Josh Marshall declares it’s “that Democrats don’t know (and nobody else does either) how to get wage growth and productivity growth or economic growth lines back into sync”:
Democrats have toyed (and I use that term advisedly) with the issue of rising inequality for the last two elections. But let me suggest that as a political matter inequality is a loser. What is driving the politics of the country to a mammoth degree is that the vast majority of people in the country no longer have a rising standard of living. And Democrats don’t have a policy prescription to make that change.
Here is a chart we’ve probably all seen some version of. The gist is that while productivity growth has been relatively consistent through the post-war period, productivity became unchained from wages in the early 1970s. Despite a modest bump up in the 90s and another small one in the aughts it’s really never come back.
He admits that populism isn’t going to fix this problem:
Fundamentally, most people don’t care particularly how astronomically wealthy people are living their lives. It is a distant reality on many levels. They care a great deal about their own economic circumstances. And if you are not doing any better than you were 5 years ago or a decade ago or – at least in the sense of the hypothetical median wage earner – 40 years ago, that’s going to really have your attention and shape a great deal of your worldview and political outlook. …
But what are the policies that would change this corrosive trend?

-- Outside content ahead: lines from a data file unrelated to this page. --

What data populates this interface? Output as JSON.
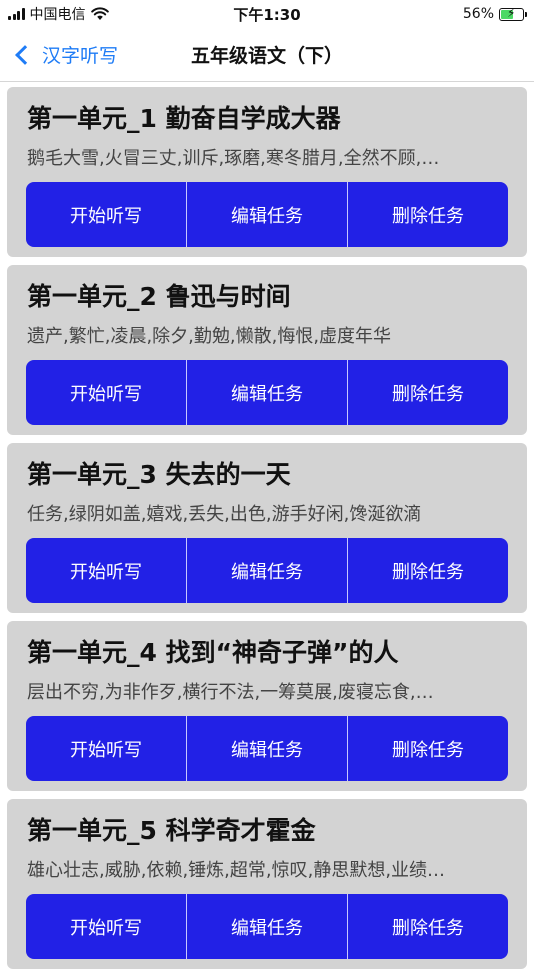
{
  "status_bar": {
    "carrier": "中国电信",
    "time": "下午1:30",
    "battery": "56%",
    "battery_level": 0.56,
    "icons": [
      "signal-icon",
      "wifi-icon",
      "battery-icon",
      "charging-bolt-icon"
    ]
  },
  "nav": {
    "back_label": "汉字听写",
    "title": "五年级语文（下）",
    "accent": "#1f7cf6"
  },
  "colors": {
    "card_bg": "#d3d3d3",
    "button_bg": "#2221e6"
  },
  "tasks": [
    {
      "title": "第一单元_1 勤奋自学成大器",
      "words": "鹅毛大雪,火冒三丈,训斥,琢磨,寒冬腊月,全然不顾,…",
      "buttons": [
        "开始听写",
        "编辑任务",
        "删除任务"
      ]
    },
    {
      "title": "第一单元_2 鲁迅与时间",
      "words": "遗产,繁忙,凌晨,除夕,勤勉,懒散,悔恨,虚度年华",
      "buttons": [
        "开始听写",
        "编辑任务",
        "删除任务"
      ]
    },
    {
      "title": "第一单元_3 失去的一天",
      "words": "任务,绿阴如盖,嬉戏,丢失,出色,游手好闲,馋涎欲滴",
      "buttons": [
        "开始听写",
        "编辑任务",
        "删除任务"
      ]
    },
    {
      "title": "第一单元_4 找到“神奇子弹”的人",
      "words": "层出不穷,为非作歹,横行不法,一筹莫展,废寝忘食,…",
      "buttons": [
        "开始听写",
        "编辑任务",
        "删除任务"
      ]
    },
    {
      "title": "第一单元_5 科学奇才霍金",
      "words": "雄心壮志,威胁,依赖,锤炼,超常,惊叹,静思默想,业绩…",
      "buttons": [
        "开始听写",
        "编辑任务",
        "删除任务"
      ]
    }
  ]
}
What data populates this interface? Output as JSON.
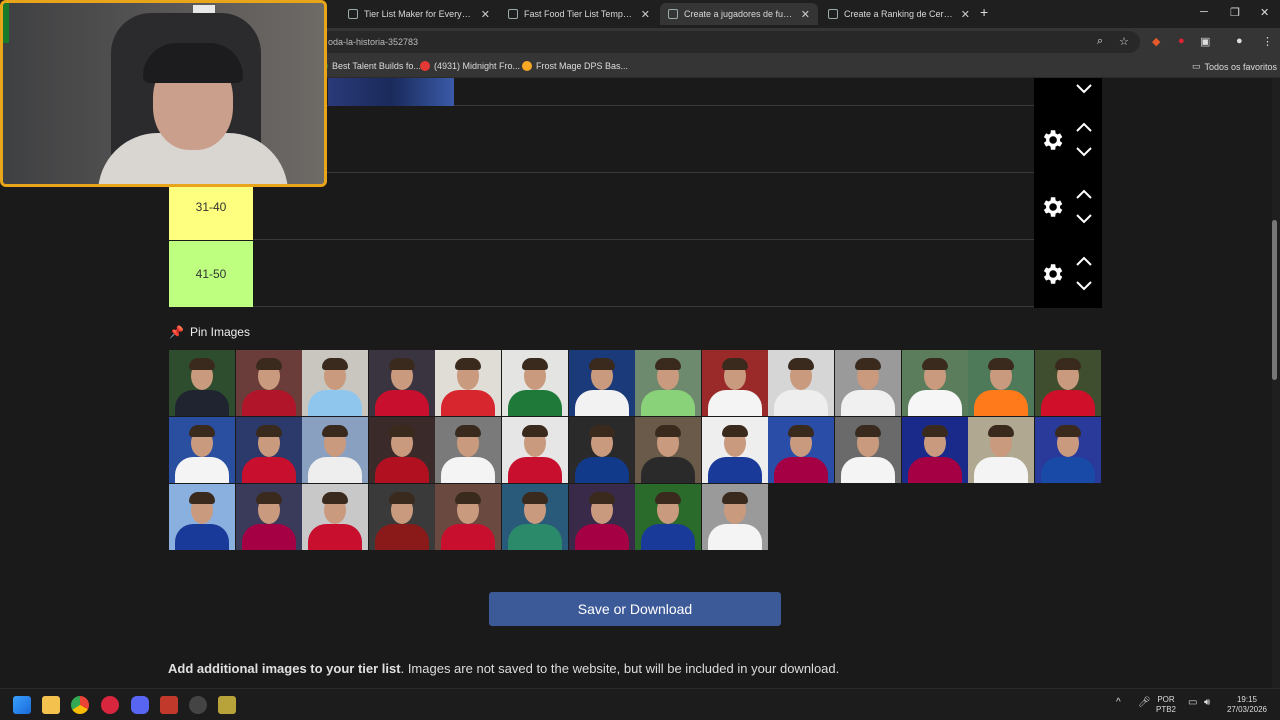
{
  "browser": {
    "tabs": [
      {
        "title": "Tier List Maker for Everything -",
        "active": false
      },
      {
        "title": "Fast Food Tier List Templates -",
        "active": false
      },
      {
        "title": "Create a jugadores de futbol de",
        "active": true
      },
      {
        "title": "Create a Ranking de Cerveja Co",
        "active": false
      }
    ],
    "new_tab": "+",
    "address": "oda-la-historia-352783",
    "bookmarks": [
      {
        "label": "Best Talent Builds fo...",
        "color": "#2e7d32"
      },
      {
        "label": "(4931) Midnight Fro...",
        "color": "#e53935"
      },
      {
        "label": "Frost Mage DPS Bas...",
        "color": "#f9a825"
      }
    ],
    "favorites_label": "Todos os favoritos"
  },
  "tiers": [
    {
      "label": "",
      "color": "#1a1a1a",
      "has_images": true
    },
    {
      "label": "",
      "color": "#1a1a1a",
      "has_images": false
    },
    {
      "label": "31-40",
      "color": "#ffff7f",
      "has_images": false
    },
    {
      "label": "41-50",
      "color": "#bfff7f",
      "has_images": false
    }
  ],
  "pin_images": {
    "label": "Pin Images",
    "icon": "pushpin-icon"
  },
  "players": [
    {
      "shirt": "#1f2430",
      "bg": "#2e4d2e"
    },
    {
      "shirt": "#b0152a",
      "bg": "#6b3d3a"
    },
    {
      "shirt": "#8ec6ee",
      "bg": "#c9c6c0"
    },
    {
      "shirt": "#c8102e",
      "bg": "#3a3440"
    },
    {
      "shirt": "#d7262e",
      "bg": "#e0dcd6"
    },
    {
      "shirt": "#1f7a3a",
      "bg": "#e4e4e2"
    },
    {
      "shirt": "#f2f2f2",
      "bg": "#1a3a7a"
    },
    {
      "shirt": "#8ad27a",
      "bg": "#6e8a6e"
    },
    {
      "shirt": "#f4f4f4",
      "bg": "#9a2a2a"
    },
    {
      "shirt": "#eeeeee",
      "bg": "#d6d6d6"
    },
    {
      "shirt": "#f0f0f0",
      "bg": "#9a9a9a"
    },
    {
      "shirt": "#f6f6f6",
      "bg": "#5c7d5c"
    },
    {
      "shirt": "#ff7a1a",
      "bg": "#4f7a5a"
    },
    {
      "shirt": "#d0102a",
      "bg": "#3e4e2e"
    },
    {
      "shirt": "#f4f4f4",
      "bg": "#2a4ea0"
    },
    {
      "shirt": "#c8102e",
      "bg": "#2b3a6a"
    },
    {
      "shirt": "#eeeeee",
      "bg": "#8aa0c0"
    },
    {
      "shirt": "#b01020",
      "bg": "#3a2a2a"
    },
    {
      "shirt": "#f4f4f4",
      "bg": "#7a7a7a"
    },
    {
      "shirt": "#c8102e",
      "bg": "#e6e6e6"
    },
    {
      "shirt": "#123a8a",
      "bg": "#2a2a2a"
    },
    {
      "shirt": "#2a2a2a",
      "bg": "#6a5a4a"
    },
    {
      "shirt": "#1a3a9a",
      "bg": "#eeeeee"
    },
    {
      "shirt": "#a50044",
      "bg": "#2a4ea8"
    },
    {
      "shirt": "#f4f4f4",
      "bg": "#6a6a6a"
    },
    {
      "shirt": "#a50044",
      "bg": "#1a2a8a"
    },
    {
      "shirt": "#f4f4f4",
      "bg": "#b0a890"
    },
    {
      "shirt": "#1a4aa8",
      "bg": "#2a3a9a"
    },
    {
      "shirt": "#1a3a9a",
      "bg": "#8ab0e0"
    },
    {
      "shirt": "#a50044",
      "bg": "#3a3a5a"
    },
    {
      "shirt": "#c8102e",
      "bg": "#c8c8c8"
    },
    {
      "shirt": "#8a1a1a",
      "bg": "#3a3a3a"
    },
    {
      "shirt": "#c8102e",
      "bg": "#6a4a40"
    },
    {
      "shirt": "#2a8a6a",
      "bg": "#2a5a7a"
    },
    {
      "shirt": "#a50044",
      "bg": "#3a2a4a"
    },
    {
      "shirt": "#1a3a9a",
      "bg": "#2a6a2a"
    },
    {
      "shirt": "#f4f4f4",
      "bg": "#9a9a9a"
    }
  ],
  "save_button": "Save or Download",
  "additional": {
    "bold": "Add additional images to your tier list",
    "rest": ". Images are not saved to the website, but will be included in your download."
  },
  "taskbar": {
    "lang_line1": "POR",
    "lang_line2": "PTB2",
    "time": "19:15",
    "date": "27/03/2026"
  }
}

And how do you run on them as a party if you don’t know what they are? Minimum wage increases help those at the very bottom of the income scale and they have a lifting effect up the wage scale as the floor gets pushed up. But it is at best a small part of the puzzle. Clamping down on tax dodges by the extremely wealthy claws back some resources for the treasury and sends an important message, as might some restrictions on ridiculously high CEO pay. But again, these are important changes at the margins that do not fundamentally change the equation. Economic populism or another comparable politics with a different tonality won’t get you very far if you can get beyond beating up on the winners to providing concrete improvements to those losing out in today’s economy.
Relatedly, McArdle contends that the “lack of a clear and stable career path is … a worse problem than the wages paid by firms that employ large amounts of low-skilled labor”:
You can do anything for a short period of time, including slave away for very low wages. But for this to be true, your labors have to lead somewhere other than more slavery at very low wages. … Consumer confidence remains depressed, and it will not get un-depressed just by raising the hourly wage. Most people don’t want better unemployment benefits; they want to be able to stop worrying so much about losing their jobs. Nor do they want to spend the rest of their life working at McDonald’s for a better wage; they want to leave the hot kitchen for a better job. That’s still what’s missing.